• _DESCRIPTION OF THE TASK_
Look for "kind" in each line of the records, and copy the lines that have it.

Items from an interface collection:

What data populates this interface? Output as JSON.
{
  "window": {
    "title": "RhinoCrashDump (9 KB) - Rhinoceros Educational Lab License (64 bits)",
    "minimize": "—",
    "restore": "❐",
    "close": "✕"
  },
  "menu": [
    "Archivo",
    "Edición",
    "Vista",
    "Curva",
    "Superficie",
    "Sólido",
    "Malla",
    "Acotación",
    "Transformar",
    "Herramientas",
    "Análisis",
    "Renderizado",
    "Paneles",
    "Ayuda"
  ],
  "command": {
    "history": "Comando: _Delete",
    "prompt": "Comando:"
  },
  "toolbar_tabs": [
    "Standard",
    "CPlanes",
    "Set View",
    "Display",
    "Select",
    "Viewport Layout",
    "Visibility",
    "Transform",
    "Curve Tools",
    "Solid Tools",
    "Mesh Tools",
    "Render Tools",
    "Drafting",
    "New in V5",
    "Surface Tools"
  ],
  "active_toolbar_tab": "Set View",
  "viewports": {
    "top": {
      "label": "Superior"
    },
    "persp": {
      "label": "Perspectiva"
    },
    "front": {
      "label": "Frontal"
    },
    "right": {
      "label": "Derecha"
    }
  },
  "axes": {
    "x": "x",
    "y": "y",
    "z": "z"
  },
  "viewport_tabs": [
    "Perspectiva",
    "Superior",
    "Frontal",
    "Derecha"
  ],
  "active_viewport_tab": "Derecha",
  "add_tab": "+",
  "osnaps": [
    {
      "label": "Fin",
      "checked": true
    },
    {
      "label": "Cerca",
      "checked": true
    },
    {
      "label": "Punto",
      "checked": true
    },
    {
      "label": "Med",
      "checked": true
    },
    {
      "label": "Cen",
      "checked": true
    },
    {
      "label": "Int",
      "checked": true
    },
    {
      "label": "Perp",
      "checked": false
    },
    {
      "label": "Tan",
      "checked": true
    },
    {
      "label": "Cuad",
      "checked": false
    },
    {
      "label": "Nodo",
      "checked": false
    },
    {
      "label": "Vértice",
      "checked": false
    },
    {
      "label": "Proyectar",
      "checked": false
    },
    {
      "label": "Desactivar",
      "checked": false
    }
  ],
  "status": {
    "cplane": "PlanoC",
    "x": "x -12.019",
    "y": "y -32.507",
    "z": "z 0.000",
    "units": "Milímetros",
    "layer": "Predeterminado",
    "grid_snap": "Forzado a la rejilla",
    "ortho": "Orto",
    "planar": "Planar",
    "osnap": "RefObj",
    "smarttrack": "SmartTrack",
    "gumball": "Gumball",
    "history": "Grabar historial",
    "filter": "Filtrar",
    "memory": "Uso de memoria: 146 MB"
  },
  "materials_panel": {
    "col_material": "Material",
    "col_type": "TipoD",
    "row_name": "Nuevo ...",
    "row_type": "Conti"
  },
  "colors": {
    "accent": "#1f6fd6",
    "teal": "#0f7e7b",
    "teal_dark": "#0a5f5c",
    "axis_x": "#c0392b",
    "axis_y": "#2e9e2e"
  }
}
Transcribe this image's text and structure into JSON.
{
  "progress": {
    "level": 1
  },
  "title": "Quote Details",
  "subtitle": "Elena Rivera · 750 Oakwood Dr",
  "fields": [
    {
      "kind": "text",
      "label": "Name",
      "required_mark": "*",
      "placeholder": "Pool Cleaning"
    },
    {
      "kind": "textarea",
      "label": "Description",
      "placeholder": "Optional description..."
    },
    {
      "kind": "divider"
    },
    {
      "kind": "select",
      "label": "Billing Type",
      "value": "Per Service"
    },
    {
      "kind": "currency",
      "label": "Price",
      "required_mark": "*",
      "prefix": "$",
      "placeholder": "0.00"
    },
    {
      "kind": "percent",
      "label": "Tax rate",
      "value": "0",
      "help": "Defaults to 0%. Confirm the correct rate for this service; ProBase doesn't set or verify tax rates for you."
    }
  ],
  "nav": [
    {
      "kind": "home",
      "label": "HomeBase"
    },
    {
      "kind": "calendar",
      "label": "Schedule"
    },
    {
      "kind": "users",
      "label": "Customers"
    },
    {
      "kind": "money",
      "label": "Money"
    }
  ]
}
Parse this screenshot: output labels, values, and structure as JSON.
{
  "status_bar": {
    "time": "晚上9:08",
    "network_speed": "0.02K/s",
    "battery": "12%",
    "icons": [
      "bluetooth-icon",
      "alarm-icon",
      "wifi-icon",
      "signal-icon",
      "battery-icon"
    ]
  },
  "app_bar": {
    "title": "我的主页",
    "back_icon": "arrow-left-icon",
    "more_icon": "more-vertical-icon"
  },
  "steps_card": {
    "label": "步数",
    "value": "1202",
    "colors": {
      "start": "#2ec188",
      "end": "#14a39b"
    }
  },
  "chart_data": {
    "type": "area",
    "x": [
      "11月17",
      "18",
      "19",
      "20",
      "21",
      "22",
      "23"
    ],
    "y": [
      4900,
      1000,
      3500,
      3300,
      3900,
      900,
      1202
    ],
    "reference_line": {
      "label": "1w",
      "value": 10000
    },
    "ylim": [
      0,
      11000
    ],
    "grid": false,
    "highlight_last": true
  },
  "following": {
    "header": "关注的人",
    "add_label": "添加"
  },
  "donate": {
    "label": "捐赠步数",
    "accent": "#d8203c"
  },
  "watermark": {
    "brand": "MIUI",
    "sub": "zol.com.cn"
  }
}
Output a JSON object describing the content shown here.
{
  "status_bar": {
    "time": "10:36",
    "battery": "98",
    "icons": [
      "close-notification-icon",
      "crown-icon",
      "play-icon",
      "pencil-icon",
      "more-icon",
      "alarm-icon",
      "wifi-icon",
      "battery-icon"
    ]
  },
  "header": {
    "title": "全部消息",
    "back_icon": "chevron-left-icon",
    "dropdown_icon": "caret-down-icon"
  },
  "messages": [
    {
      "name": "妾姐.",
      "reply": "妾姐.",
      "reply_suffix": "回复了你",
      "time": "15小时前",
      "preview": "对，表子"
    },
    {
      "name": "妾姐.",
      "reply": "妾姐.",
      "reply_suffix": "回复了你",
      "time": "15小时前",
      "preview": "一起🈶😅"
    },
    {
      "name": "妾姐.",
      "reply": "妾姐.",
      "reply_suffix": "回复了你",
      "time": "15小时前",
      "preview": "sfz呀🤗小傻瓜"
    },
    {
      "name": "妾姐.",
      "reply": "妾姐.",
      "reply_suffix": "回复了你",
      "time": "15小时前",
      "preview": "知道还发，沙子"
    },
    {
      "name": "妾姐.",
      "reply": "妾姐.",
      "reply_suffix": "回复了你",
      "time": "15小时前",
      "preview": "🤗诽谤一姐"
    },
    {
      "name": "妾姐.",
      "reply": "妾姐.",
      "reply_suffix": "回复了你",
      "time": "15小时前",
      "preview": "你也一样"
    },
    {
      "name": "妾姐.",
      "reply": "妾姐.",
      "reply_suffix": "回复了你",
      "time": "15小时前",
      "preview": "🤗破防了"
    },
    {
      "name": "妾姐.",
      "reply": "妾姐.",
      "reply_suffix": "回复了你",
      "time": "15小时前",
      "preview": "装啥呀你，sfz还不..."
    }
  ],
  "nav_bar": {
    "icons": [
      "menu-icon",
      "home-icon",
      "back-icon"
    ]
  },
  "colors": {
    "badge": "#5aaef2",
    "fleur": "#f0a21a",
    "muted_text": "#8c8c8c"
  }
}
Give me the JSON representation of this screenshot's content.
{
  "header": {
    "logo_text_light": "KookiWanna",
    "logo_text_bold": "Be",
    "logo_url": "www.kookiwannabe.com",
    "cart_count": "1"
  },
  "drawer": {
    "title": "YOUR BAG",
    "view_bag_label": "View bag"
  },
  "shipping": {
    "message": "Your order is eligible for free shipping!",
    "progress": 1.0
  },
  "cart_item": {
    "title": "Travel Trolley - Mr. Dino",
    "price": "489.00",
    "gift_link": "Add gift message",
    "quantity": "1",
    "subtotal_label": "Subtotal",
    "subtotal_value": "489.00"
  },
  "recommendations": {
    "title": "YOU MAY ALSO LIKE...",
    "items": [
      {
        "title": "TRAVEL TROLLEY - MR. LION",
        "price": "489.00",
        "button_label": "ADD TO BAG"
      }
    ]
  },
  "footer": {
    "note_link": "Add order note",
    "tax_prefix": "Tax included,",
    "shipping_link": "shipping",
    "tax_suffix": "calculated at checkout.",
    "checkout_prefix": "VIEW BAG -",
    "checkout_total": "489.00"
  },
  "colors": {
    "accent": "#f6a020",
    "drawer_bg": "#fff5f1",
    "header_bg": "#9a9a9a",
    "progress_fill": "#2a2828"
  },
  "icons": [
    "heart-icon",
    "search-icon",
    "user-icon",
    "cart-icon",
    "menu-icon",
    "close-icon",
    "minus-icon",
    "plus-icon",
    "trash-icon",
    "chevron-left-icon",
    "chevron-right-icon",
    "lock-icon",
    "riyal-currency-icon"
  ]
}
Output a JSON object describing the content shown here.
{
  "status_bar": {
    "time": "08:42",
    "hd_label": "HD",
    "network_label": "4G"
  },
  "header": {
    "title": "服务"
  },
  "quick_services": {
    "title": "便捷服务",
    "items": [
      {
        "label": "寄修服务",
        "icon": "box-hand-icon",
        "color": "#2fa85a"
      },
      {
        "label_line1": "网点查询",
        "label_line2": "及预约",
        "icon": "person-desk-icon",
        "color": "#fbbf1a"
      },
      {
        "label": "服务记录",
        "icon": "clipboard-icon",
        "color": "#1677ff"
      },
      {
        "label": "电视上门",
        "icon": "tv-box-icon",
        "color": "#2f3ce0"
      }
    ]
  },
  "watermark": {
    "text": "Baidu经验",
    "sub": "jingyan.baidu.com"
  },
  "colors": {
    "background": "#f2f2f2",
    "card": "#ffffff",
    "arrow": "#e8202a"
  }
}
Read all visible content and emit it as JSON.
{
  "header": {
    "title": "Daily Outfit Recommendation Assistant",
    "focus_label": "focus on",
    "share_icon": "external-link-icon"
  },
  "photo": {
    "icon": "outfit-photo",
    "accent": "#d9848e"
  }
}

• _SOLUTION FOR THIS TASK_
      "kind": "text",
      "kind": "textarea",
      "kind": "divider"
      "kind": "select",
      "kind": "currency",
      "kind": "percent",
      "kind": "home",
      "kind": "calendar",
      "kind": "users",
      "kind": "money",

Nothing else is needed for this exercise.